“Presidental Image” exhibit opens

Students and community members browse through ”The Presidential Image: 70 Years of the Best in White House Photography” gallery in the atrium of Mass Media & Technology Hall on Thursday, September 27. The gallery featured presidential images from the Photographer of the Year International Archive.

Taylor Harrison

President Obama and other presidents will be hanging out in Mass Media for a couple of weeks. 

A new exhibit, “The Presidential Image,” that opened Thursday night in Mass Media and Technology Hall showcases photos of presidents ranging from Franklin D. Roosevelt to Barack Obama. The exhibit’s official opening was followed by a lecture and a panel of photojournalists who have photographed at the White House.

The exhibit, which will be at WKU until Oct. 16, show a wide variety of moments from the men experienced during their time as president.

Some, like the shot of Gerald Ford swimming underwater, are lighthearted. Others depict serious moments in history, such as the photograph of an assassination attempt on Ronald Reagan.

One of the speakers at the lecture was David Hume Kennerly, a Pulitzer Prize and Emmy award-winning photographer who served as Ford’s White House photographer. He started off the evening by showing some of his own pictures — including one depicting a mass suicide and murder.

“It’s one of the only stories that ever gave me nightmares,” Kennerly said.

Kennerly also showed pictures he shot of boxing matches and political figures. And later, a picture he took of Beyoncé – though at the time he didn’t know who she was and had to ask Denzel Washington.

After showing examples of his own work he began talking about presidential photography from Lincoln to Obama.

“Lincoln was the first president to really understand the power of photography,” Kennerly said.

He said Lincoln attributed an iconic photo taken of him as what won him the presidency.

When Kennerly was Ford’s photographer, he said he had the president’s complete trust.

“There was very little I wouldn’t photograph,” Kennerly said.

During the panel following the lecture, Kennerly was joined by Luke Sharrett — a WKU student and contract photographer with The New York Times covering the 2012 presidential election. The moderator was Mike Davis, deputy director of photography for visuals during the first four years of the George W. Bush presidency.

Sharrett talked about the excitement he felt the first time he was at the White House, waiting to get a photograph of George W. Bush.
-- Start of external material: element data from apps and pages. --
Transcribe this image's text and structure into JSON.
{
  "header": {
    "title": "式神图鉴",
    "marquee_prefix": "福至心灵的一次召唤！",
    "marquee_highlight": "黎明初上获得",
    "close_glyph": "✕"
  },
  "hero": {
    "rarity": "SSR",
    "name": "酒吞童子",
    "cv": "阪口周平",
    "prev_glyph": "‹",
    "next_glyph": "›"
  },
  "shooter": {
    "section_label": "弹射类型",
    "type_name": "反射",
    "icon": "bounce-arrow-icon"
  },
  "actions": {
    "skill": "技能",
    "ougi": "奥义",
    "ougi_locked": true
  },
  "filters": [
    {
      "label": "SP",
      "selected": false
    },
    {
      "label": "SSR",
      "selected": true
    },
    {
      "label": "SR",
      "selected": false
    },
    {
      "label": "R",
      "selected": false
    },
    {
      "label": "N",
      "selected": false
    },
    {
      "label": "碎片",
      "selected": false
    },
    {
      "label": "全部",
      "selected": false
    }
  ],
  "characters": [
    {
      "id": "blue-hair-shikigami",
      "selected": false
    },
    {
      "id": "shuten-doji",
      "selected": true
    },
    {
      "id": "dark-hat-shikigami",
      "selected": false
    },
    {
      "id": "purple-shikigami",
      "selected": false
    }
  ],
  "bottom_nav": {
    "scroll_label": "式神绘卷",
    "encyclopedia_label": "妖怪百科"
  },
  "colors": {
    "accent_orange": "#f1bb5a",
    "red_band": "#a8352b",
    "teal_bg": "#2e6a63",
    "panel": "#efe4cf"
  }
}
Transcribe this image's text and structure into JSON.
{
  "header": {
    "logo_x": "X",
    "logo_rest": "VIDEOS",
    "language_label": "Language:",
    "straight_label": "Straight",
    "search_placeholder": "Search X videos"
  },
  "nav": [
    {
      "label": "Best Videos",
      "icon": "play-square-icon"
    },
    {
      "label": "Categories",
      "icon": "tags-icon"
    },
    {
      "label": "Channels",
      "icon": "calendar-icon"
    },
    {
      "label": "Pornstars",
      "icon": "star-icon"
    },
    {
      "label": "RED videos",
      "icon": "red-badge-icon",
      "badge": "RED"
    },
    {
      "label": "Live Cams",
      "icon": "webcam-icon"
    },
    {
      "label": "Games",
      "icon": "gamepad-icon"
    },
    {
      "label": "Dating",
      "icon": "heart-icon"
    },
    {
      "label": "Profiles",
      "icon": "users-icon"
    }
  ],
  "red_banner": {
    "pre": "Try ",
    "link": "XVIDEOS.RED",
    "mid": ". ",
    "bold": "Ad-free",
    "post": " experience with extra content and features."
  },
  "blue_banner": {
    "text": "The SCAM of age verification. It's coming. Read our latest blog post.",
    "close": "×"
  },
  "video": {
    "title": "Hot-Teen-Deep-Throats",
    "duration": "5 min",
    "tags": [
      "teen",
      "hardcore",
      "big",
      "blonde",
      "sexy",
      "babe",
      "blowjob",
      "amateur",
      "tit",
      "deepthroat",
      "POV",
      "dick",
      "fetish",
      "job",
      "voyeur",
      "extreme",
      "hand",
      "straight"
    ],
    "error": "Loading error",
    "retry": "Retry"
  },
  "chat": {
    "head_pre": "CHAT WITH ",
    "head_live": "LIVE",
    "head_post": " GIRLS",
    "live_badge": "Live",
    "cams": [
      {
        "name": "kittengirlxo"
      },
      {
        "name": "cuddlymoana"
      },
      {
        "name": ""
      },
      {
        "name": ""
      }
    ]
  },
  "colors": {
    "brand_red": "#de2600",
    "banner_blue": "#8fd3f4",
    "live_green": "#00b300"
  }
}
“I kept moving my shutter speed higher and higher because my hands were shaking and I knew if I didn’t have like a thousandth of a second, then my picture was going to be blurry,” Sharrett said. “Like I was so excited I was shaking and it was pretty surreal.”

Sharrett said it was also strange seeing President Obama or shaking hands with him when he wasn’t taking pictures.

“It’s a lot different when you don’t have a camera in your hand,” Sharrett said.

Kennerly also talked about the importance of getting photographs of smaller moments, not just the big story.

“It’s not always the fire or whatever’s going on. I mean, a lot of times, you’ve got to look around and see what’s happening on the peripheral of a big story.” Kennerly said.

Loup Langton, director of the School of Journalism and Broadcasting, said the exhibit could help provide context for people.

“There are all facets of the presidency represented in these photos,” Langton said.